MORGANTOWN — When the West Virginia snow melts and the harsh winds give way to a gentle spring breeze, the 15th-ranked WVU women’s basketball team may look back on its 76-74 overtime loss against TCU on Jan. 13 with a haunting feeling.
Leading by 18 points midway through the third quarter and needing a win to keep pace with the upper echelon of Big 12 teams, the Mountaineers could do very little as the Horned Frogs came up with two terrific scoring plays by forward Amy Okonkwo off inbounds passes, including an open 3-pointer with four seconds left, for the win.
“We had the game won two different times,” WVU head coach Mike Carey said. “We had one in regulation that we made a defensive mistake, and the one in overtime, we don’t step out on the girl who we told them that could shoot the 3.”
This loss may hurt the Mountaineers (15-3, 3-3 Big 12) more come March than it does now.
That’s when the NCAA selection committee will decide the Mountaineers’ fate for the NCAA tournament, as far as seeding and possibly even hosting first- and second-round games.
In front of a season-high 3,139 fans inside the WVU Coliseum, WVU raced out to 41-29 halftime lead and then increased it to 49-31, with 5:51 remaining in the third quarter.

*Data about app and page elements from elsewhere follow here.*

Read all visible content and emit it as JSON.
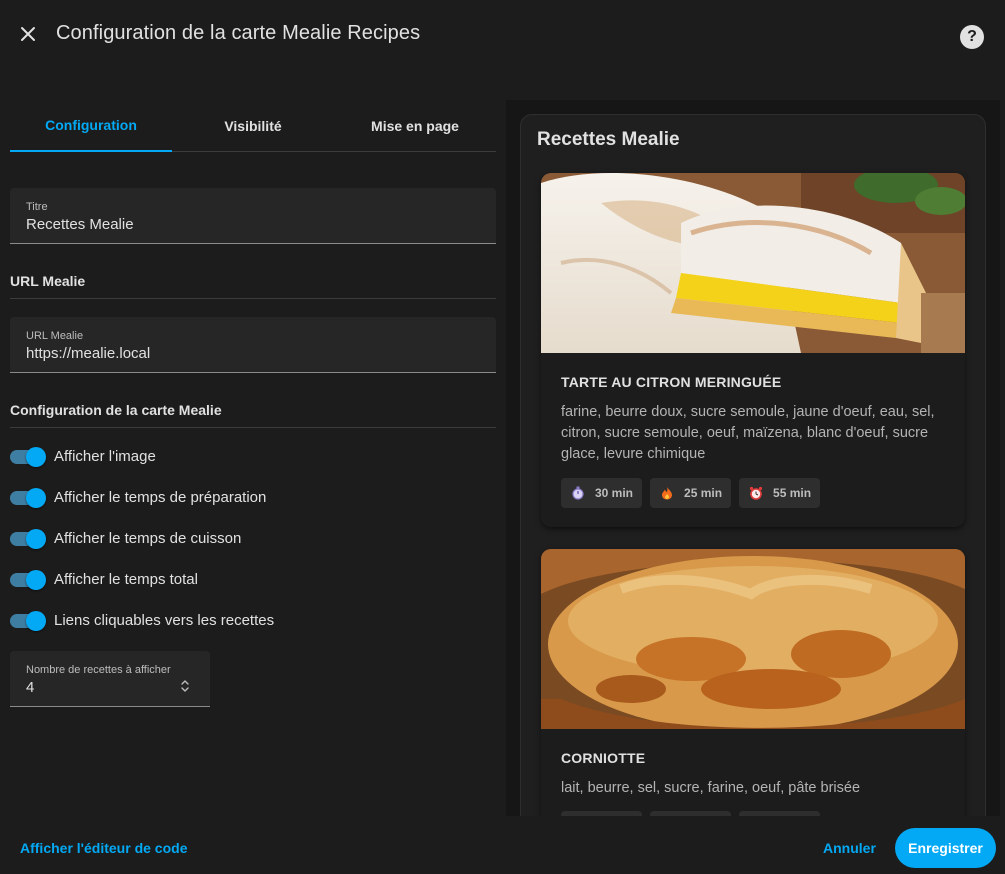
{
  "dialog": {
    "title": "Configuration de la carte Mealie Recipes",
    "close_icon": "close-icon",
    "help_icon": "help-icon"
  },
  "tabs": [
    {
      "label": "Configuration",
      "active": true
    },
    {
      "label": "Visibilité",
      "active": false
    },
    {
      "label": "Mise en page",
      "active": false
    }
  ],
  "fields": {
    "title": {
      "label": "Titre",
      "value": "Recettes Mealie"
    },
    "url_section": "URL Mealie",
    "url": {
      "label": "URL Mealie",
      "value": "https://mealie.local"
    },
    "card_section": "Configuration de la carte Mealie",
    "count": {
      "label": "Nombre de recettes à afficher",
      "value": "4"
    }
  },
  "switches": [
    {
      "label": "Afficher l'image",
      "on": true
    },
    {
      "label": "Afficher le temps de préparation",
      "on": true
    },
    {
      "label": "Afficher le temps de cuisson",
      "on": true
    },
    {
      "label": "Afficher le temps total",
      "on": true
    },
    {
      "label": "Liens cliquables vers les recettes",
      "on": true
    }
  ],
  "preview": {
    "card_title": "Recettes Mealie",
    "recipes": [
      {
        "name": "TARTE AU CITRON MERINGUÉE",
        "ingredients": "farine, beurre doux, sucre semoule, jaune d'oeuf, eau, sel, citron, sucre semoule, oeuf, maïzena, blanc d'oeuf, sucre glace, levure chimique",
        "times": [
          {
            "icon": "timer-icon",
            "label": "30 min"
          },
          {
            "icon": "fire-icon",
            "label": "25 min"
          },
          {
            "icon": "alarm-clock-icon",
            "label": "55 min"
          }
        ]
      },
      {
        "name": "CORNIOTTE",
        "ingredients": "lait, beurre, sel, sucre, farine, oeuf, pâte brisée"
      }
    ]
  },
  "footer": {
    "code_editor": "Afficher l'éditeur de code",
    "cancel": "Annuler",
    "save": "Enregistrer"
  },
  "colors": {
    "accent": "#03a9f4",
    "background": "#1c1c1c",
    "field": "#262626"
  }
}
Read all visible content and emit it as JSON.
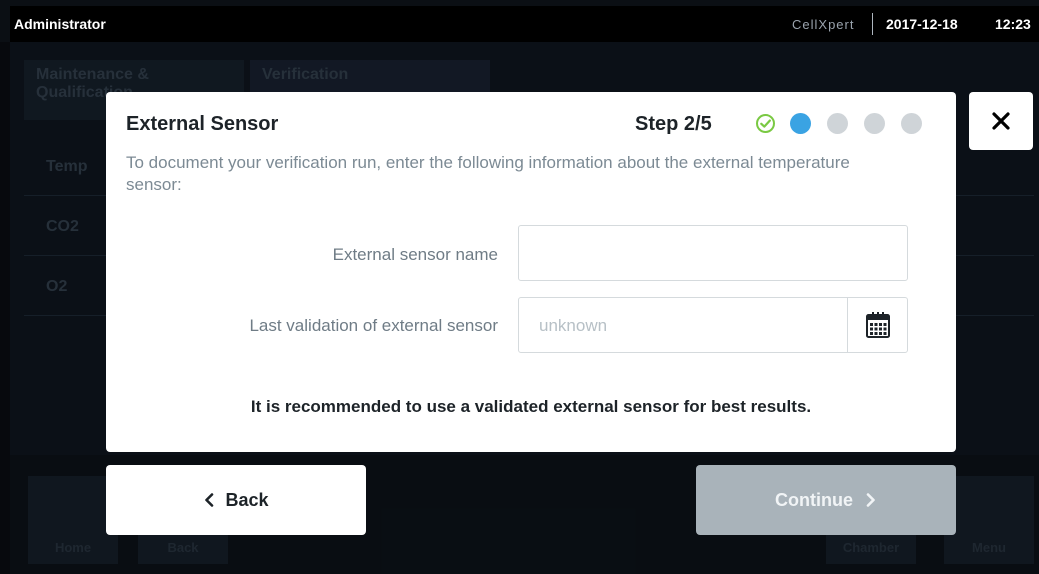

Naomi Davenport was a big reason why. She scored all 17 of her points by the end of the third quarter, and the Mountaineers were getting enough scoring from Teana Muldrow and Kristina King to keep the Horned Frogs (12-5, 3-3) off balance.
Then came the disaster.
“Our girls dug in and continued to fight for each other,” TCU head coach Raegan Pebley said. “What we talked about was having no excuses. We told them that they had more to give. We challenged them.
“Our players had the choice to respond or not, and tonight they responded.”
Did they ever.
TCU, which beat No. 7 Texas on Wednesday, has now knocked off two consecutive top 25 teams for the first time since 2004.
The Horned Frogs outscored the Mountaineers, 29-16, in the fourth quarter and in overtime, while WVU went cold, shooting just 6 of 16 (38 percent) from the floor at the same time.
WVU also combined for 10 costly turnovers in the fourth quarter and overtime. Making matters worse, Davenport fouled out of the game with 8:41 remaining, when she got tied up with TCU guard Jayde Woods.
Both players gave each other a stare-down along the baseline after scrapping for a loose ball and were whistled for a double technical, which also counted as Davenport’s fifth foul.
“I couldn’t take anybody out after that, which creates a problem,” Carey said. “She got the technical, which was her fifth. We’ve got to be smarter than that.”
Okonkwo, TCU’s leading scorer wrapped up in a bulky 6-foot-2 frame, came alive late and simply didn’t care that the Mountaineers led for 39 minutes and 11 seconds in regulation.
Her first big play came with four seconds left in regulation to send the game into overtime.
After Chania Ray knocked down two free throws to give WVU a 68-66 lead, TCU called a timeout to automatically advance the ball, then Okonkwo hauled in Kianna Ray’s long inbounds pass in the paint and scored to tie the game.
“We should never have switched with Chania on their post player,” Carey said. “We should have never switched that.”
In overtime, Chania Ray’s mid-range jumper gave the Mountaineers a 74-73 lead with 1:08 left, and WVU survived two drives to the basket by Toree Thompson in the final minute.
Thompson’s second miss — with nine seconds left — saw Muldrow grab the rebound, but she was immediately surrounded by TCU players going after the ball.
It was called a jump ball and the possession went back to the Horned Frogs, which set up Okonkwo’s game-winner.
“I don’t blame Teana at all,” Carey said. “They’ve got to start grabbing at the ball or foul. If she were to start [swinging her elbows], they probably give her a technical. It’s a tough situation. She was trying to call time out.”
On the game-winner, Okonkwo, a 41 percent 3-point shooter, stepped back behind the arc and Amber Ramirez found her with a long inbounds pass.
“We just had a couple of people who were not playing intense and were not ready to play,” Chania Ray said about the two inbounds plays. “It wasn’t anything special. I don’t even know if there was a screen [on the 3-pointer]. She popped out there and she was open.”
Okonkwo finished with 16 points and 12 rebounds.
Ray added 17 points for the Mountaineers.